> to land on something like 2x index v1 v2 where there was fundamental flaws
> at scale.(not saying this is case but the rebuild thing seems a bit scary)
>
> CDC:
> I slightly afraid of this. Rational: A extensible piece design specifically
> for a close source implementation of hub and spoke replication. I have some
> experience trying to "play along" with extensible things
> https://issues.apache.org/jira/browse/CASSANDRA-12627
> "Thus, I'm -1 on {[PropertyOrEnvironmentSeedProvider}}."
>
> Not a rub, but I can't even get something committed using an existing
> extensible interface. Heaven forbid a use case I have would want to
> *change*
> the interface, I would probably get a -12. So I have no desire to try and
> maintain a CDC implementation. I see myself falling into the same old "why
> you want to do this? -1" trap.
>
> Coordinator Triggers:
> To bring things back really old-school coordinator triggers everyone always
> wanted. In a nutshell, I DO believe they are easier to reason about then
> MV. It is pretty basic, it happens on the coordinator there is no batchlogs
> or whatever, best effort possibly requiring more nodes then as the keys
> might be on different services. Actually I tend do like features like. Once
> something comes on the downswing of  "software hype cycle" you know it is
> pretty stable as everyone's all excited about other things.
>

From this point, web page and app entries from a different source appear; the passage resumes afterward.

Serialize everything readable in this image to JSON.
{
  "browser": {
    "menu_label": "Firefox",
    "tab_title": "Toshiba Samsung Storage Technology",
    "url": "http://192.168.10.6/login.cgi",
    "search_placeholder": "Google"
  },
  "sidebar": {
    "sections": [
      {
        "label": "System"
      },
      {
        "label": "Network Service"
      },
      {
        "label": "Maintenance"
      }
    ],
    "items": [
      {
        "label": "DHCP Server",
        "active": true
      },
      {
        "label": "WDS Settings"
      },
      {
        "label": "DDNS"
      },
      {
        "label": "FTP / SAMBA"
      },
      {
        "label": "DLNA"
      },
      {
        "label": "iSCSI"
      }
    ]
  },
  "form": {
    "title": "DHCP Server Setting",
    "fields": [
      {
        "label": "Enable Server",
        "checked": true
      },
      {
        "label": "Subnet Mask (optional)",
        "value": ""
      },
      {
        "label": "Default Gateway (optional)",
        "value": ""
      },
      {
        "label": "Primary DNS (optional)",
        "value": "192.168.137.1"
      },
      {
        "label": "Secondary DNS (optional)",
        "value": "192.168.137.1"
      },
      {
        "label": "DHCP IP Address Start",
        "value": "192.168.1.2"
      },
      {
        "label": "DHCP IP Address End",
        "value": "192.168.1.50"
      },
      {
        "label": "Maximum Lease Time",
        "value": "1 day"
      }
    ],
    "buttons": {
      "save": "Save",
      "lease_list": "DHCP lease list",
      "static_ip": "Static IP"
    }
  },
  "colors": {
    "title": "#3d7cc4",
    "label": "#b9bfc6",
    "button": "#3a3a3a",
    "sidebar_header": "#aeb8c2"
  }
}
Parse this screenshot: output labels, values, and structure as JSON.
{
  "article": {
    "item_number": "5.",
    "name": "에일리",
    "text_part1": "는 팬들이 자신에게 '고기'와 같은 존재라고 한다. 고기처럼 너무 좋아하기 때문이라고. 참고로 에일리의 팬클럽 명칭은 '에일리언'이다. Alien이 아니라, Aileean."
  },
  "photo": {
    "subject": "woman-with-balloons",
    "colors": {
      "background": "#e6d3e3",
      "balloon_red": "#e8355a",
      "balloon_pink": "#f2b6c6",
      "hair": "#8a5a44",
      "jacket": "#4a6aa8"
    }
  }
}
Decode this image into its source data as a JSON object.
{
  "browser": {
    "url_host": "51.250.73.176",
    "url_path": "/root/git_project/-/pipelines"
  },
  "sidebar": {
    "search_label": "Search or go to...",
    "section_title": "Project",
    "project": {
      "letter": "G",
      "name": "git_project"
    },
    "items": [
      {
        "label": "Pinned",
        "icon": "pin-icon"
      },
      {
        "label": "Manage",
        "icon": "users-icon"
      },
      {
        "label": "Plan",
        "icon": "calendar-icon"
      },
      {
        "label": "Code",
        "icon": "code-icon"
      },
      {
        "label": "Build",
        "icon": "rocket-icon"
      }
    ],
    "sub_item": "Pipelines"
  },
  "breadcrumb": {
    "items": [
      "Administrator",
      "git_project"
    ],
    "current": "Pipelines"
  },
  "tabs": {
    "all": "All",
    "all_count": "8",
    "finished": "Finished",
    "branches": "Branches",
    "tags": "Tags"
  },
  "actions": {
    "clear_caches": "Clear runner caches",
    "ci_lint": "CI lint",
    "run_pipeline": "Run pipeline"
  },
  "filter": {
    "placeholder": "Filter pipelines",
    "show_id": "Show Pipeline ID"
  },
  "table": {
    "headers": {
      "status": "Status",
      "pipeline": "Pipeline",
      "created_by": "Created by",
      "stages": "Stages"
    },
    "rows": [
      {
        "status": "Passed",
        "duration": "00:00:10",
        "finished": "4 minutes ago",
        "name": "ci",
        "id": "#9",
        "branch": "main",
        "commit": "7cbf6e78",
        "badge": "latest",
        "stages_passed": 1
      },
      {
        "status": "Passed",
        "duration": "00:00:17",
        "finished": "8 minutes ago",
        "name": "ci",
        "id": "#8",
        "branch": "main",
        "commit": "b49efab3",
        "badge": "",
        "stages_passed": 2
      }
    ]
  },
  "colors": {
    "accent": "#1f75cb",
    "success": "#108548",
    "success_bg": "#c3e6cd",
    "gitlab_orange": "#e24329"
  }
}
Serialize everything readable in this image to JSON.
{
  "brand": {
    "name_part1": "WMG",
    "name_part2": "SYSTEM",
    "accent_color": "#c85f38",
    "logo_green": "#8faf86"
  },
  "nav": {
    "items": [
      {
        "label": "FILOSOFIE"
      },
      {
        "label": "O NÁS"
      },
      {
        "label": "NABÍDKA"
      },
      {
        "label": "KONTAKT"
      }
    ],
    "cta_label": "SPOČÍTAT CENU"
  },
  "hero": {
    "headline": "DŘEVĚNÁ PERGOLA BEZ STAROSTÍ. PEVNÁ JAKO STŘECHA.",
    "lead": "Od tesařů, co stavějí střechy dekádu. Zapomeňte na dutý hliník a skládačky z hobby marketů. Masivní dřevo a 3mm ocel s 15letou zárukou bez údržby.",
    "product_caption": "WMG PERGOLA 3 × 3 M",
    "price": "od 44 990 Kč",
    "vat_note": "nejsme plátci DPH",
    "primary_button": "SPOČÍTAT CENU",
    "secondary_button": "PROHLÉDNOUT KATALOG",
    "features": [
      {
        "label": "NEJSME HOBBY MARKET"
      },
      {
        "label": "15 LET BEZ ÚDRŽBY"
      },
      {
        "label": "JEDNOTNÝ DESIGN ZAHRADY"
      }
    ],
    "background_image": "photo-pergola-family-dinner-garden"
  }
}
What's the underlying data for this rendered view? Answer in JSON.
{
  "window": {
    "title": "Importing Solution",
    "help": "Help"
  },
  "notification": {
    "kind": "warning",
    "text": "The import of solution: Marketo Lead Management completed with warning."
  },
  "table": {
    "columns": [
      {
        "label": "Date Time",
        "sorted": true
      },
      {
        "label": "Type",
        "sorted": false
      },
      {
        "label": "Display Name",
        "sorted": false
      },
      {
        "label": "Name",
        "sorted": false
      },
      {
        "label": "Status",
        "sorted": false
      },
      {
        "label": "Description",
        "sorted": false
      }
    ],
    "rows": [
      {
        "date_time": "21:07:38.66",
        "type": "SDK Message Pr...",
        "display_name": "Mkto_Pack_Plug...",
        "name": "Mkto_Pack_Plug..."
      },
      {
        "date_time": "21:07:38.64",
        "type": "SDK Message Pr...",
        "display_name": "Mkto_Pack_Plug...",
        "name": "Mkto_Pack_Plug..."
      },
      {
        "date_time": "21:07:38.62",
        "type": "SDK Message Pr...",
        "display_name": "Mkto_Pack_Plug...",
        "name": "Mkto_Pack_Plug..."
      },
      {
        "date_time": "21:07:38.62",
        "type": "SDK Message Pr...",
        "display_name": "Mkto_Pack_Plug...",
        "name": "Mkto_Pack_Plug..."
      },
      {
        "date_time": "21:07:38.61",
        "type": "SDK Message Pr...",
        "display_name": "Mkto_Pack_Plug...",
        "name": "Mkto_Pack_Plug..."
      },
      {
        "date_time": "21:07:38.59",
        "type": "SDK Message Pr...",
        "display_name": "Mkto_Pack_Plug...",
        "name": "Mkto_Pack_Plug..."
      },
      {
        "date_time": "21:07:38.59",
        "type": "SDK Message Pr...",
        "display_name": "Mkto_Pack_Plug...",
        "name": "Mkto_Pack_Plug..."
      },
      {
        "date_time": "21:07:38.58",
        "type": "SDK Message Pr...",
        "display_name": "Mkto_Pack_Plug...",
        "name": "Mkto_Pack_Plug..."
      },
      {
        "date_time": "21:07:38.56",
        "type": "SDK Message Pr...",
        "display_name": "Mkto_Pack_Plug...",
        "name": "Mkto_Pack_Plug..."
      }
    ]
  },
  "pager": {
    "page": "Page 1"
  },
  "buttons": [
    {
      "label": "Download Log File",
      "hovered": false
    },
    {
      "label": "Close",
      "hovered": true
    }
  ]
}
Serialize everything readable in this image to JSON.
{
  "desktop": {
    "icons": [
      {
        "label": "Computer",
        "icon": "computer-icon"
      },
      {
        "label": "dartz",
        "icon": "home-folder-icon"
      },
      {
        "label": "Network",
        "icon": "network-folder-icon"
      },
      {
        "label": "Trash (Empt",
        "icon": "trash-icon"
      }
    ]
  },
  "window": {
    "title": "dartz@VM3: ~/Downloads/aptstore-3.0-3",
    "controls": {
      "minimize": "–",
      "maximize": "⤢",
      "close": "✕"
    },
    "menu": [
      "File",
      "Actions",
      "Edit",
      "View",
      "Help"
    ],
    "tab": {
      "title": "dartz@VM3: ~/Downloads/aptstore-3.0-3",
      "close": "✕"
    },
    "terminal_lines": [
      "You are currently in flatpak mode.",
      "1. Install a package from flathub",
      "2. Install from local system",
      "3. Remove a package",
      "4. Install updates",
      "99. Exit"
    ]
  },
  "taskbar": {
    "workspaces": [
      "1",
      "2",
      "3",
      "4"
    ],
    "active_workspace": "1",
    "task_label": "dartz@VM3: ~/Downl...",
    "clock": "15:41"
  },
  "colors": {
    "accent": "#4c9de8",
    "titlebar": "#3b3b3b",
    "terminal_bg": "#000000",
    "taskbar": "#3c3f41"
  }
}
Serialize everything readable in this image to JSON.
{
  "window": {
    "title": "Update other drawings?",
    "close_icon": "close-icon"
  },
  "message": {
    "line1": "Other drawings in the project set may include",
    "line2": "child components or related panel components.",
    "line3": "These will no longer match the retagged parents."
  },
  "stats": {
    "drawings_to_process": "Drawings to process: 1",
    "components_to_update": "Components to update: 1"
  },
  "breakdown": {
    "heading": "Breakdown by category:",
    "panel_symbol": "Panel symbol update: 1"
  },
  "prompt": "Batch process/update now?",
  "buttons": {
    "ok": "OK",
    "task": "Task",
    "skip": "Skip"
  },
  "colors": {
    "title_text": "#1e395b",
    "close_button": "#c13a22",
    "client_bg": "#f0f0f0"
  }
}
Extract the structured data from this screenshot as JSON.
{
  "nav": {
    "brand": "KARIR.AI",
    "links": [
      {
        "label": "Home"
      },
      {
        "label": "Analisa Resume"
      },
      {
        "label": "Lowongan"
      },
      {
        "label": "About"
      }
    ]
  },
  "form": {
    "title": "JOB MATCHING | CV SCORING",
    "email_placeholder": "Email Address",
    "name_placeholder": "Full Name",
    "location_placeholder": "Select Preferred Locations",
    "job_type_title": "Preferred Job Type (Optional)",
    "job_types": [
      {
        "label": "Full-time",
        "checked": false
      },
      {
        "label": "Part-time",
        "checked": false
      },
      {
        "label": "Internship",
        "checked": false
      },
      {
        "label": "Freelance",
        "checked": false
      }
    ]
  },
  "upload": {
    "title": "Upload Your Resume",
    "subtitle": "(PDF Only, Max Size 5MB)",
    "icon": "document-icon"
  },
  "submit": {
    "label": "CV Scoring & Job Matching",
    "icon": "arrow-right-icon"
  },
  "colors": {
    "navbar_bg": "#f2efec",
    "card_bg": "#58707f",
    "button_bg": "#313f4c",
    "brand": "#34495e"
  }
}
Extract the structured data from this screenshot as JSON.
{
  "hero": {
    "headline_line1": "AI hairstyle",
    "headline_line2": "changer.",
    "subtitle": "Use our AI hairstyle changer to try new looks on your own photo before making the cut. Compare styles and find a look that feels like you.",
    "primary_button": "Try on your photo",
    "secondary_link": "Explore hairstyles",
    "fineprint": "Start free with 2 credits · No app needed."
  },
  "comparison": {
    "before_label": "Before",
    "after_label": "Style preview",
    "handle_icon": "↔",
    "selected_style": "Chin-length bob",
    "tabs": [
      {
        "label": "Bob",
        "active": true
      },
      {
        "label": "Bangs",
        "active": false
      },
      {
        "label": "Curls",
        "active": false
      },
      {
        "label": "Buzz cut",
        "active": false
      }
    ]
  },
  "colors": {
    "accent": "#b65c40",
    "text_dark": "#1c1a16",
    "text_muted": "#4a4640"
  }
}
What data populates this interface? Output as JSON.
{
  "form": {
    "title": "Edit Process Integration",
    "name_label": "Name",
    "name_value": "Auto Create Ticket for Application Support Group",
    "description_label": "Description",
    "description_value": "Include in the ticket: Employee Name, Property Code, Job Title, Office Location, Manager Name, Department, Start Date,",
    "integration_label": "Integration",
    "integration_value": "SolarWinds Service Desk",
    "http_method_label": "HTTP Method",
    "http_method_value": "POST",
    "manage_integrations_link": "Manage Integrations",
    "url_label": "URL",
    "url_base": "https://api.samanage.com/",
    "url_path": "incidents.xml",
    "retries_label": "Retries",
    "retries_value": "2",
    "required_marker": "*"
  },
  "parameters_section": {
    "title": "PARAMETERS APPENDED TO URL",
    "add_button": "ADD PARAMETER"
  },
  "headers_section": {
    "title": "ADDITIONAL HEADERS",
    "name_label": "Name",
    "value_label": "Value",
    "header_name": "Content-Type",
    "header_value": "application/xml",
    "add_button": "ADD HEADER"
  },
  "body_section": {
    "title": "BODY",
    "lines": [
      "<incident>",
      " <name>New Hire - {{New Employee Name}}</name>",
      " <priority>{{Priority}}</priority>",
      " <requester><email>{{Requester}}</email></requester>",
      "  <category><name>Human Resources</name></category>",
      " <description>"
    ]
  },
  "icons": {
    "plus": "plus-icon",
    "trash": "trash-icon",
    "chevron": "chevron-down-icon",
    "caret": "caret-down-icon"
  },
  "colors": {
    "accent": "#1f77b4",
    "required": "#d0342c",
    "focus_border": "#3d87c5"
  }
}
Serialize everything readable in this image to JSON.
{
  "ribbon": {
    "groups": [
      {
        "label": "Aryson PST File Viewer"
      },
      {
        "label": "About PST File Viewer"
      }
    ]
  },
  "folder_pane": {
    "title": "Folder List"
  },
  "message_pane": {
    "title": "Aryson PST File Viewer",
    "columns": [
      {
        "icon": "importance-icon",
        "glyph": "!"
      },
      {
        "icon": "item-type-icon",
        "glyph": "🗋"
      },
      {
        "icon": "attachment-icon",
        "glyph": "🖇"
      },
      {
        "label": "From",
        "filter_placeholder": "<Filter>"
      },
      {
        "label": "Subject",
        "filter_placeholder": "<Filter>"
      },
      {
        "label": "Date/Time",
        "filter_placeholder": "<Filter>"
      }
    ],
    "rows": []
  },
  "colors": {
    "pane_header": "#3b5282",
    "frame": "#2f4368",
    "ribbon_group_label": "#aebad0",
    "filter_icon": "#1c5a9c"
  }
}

> As I said, I know I can use storm for top-n, so what is this feature? Well
> I want to optimize my network transfer generally by building my batch
> mutations on the server. Seems reasonable. Maybe I want to have my own
> little "read before write" thing like CQL lists.
>
> The warts, having tried it. First time i tried it found it did not work
> with non batches, patched in 3 hours. Took weeks before some CQL user had
> the same problem and it got fixed :) There was no dynamic stuff at the time
> so it was BYO class loader. Going against the grain and saying.
>
> The thing you have to realize with the best effort coordinator triggers are
> that "transaction" could be incomplete and well that sucks maybe for some
> cases. But I actually felt the 2x index implementations force all problems
> into a type of "foreign key transnational integrity " that does not make
> sense for cassandra.
>
> Have you every used elastic search, there version of consistency is write
> something, keep reading and eventually you see it, wildly popular :) It is
> a crazy world.
>

Mime
  • Unnamed multipart/alternative (inline, None, 0 bytes)
View raw message